PROBLEM STATEMENT:
Word for word, output the data, with none of its pictures.

MATERIAL PROVIDED:
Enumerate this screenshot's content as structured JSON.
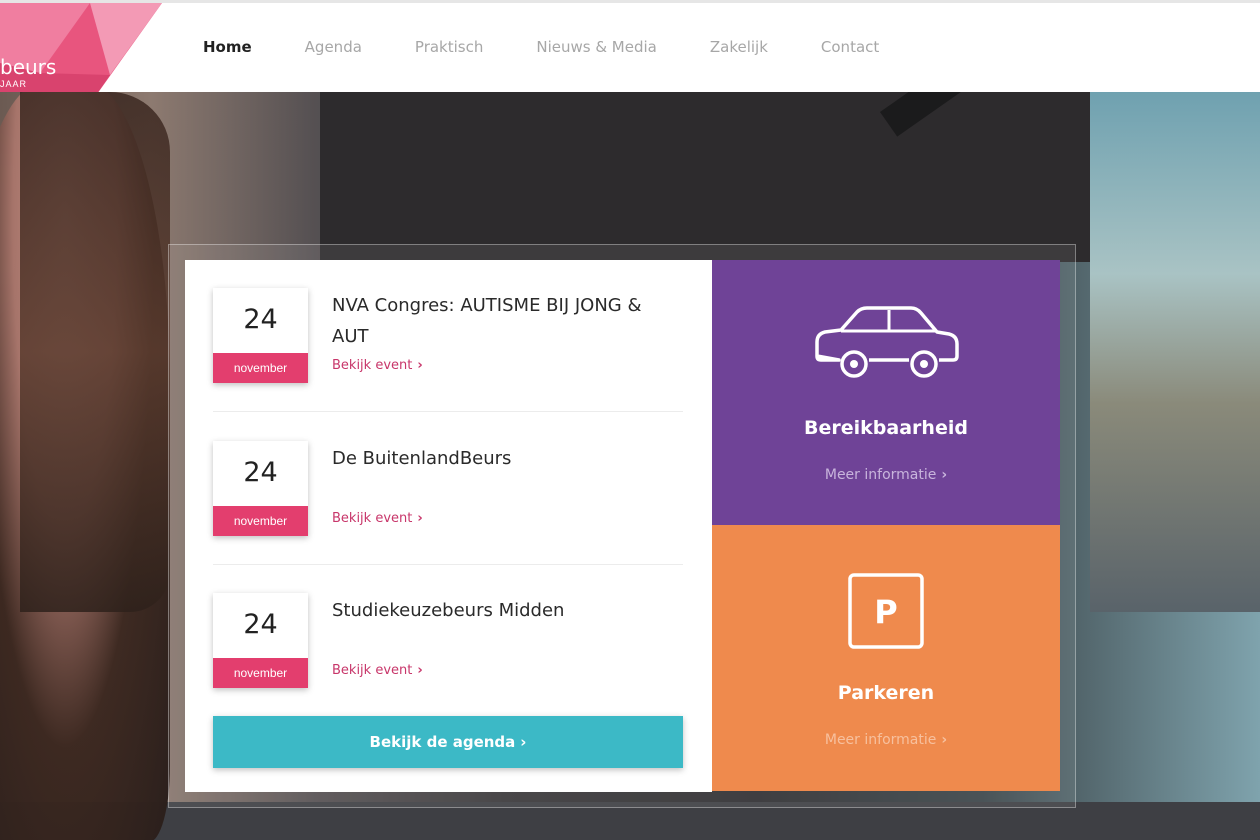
{
  "logo": {
    "text": "beurs",
    "subtext": "JAAR"
  },
  "nav": {
    "items": [
      {
        "label": "Home",
        "active": true
      },
      {
        "label": "Agenda",
        "active": false
      },
      {
        "label": "Praktisch",
        "active": false
      },
      {
        "label": "Nieuws & Media",
        "active": false
      },
      {
        "label": "Zakelijk",
        "active": false
      },
      {
        "label": "Contact",
        "active": false
      }
    ]
  },
  "events": [
    {
      "day": "24",
      "month": "november",
      "title": "NVA Congres: AUTISME BIJ JONG & AUT",
      "link": "Bekijk event"
    },
    {
      "day": "24",
      "month": "november",
      "title": "De BuitenlandBeurs",
      "link": "Bekijk event"
    },
    {
      "day": "24",
      "month": "november",
      "title": "Studiekeuzebeurs Midden",
      "link": "Bekijk event"
    }
  ],
  "agenda_button": "Bekijk de agenda",
  "tiles": {
    "bereikbaarheid": {
      "title": "Bereikbaarheid",
      "link": "Meer informatie",
      "icon": "car-icon",
      "color": "#6f4397"
    },
    "parkeren": {
      "title": "Parkeren",
      "link": "Meer informatie",
      "icon": "parking-icon",
      "color": "#ef8a4d"
    }
  },
  "colors": {
    "accent_pink": "#e33e6e",
    "button_teal": "#3cb9c6"
  }
}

ANSWER FOR THIS EXERCISE:
Enumerate this screenshot's content as structured JSON.
{
  "logo": {
    "text": "beurs",
    "subtext": "JAAR"
  },
  "nav": {
    "items": [
      {
        "label": "Home",
        "active": true
      },
      {
        "label": "Agenda",
        "active": false
      },
      {
        "label": "Praktisch",
        "active": false
      },
      {
        "label": "Nieuws & Media",
        "active": false
      },
      {
        "label": "Zakelijk",
        "active": false
      },
      {
        "label": "Contact",
        "active": false
      }
    ]
  },
  "events": [
    {
      "day": "24",
      "month": "november",
      "title": "NVA Congres: AUTISME BIJ JONG & AUT",
      "link": "Bekijk event"
    },
    {
      "day": "24",
      "month": "november",
      "title": "De BuitenlandBeurs",
      "link": "Bekijk event"
    },
    {
      "day": "24",
      "month": "november",
      "title": "Studiekeuzebeurs Midden",
      "link": "Bekijk event"
    }
  ],
  "agenda_button": "Bekijk de agenda",
  "tiles": {
    "bereikbaarheid": {
      "title": "Bereikbaarheid",
      "link": "Meer informatie",
      "icon": "car-icon",
      "color": "#6f4397"
    },
    "parkeren": {
      "title": "Parkeren",
      "link": "Meer informatie",
      "icon": "parking-icon",
      "color": "#ef8a4d"
    }
  },
  "colors": {
    "accent_pink": "#e33e6e",
    "button_teal": "#3cb9c6"
  }
}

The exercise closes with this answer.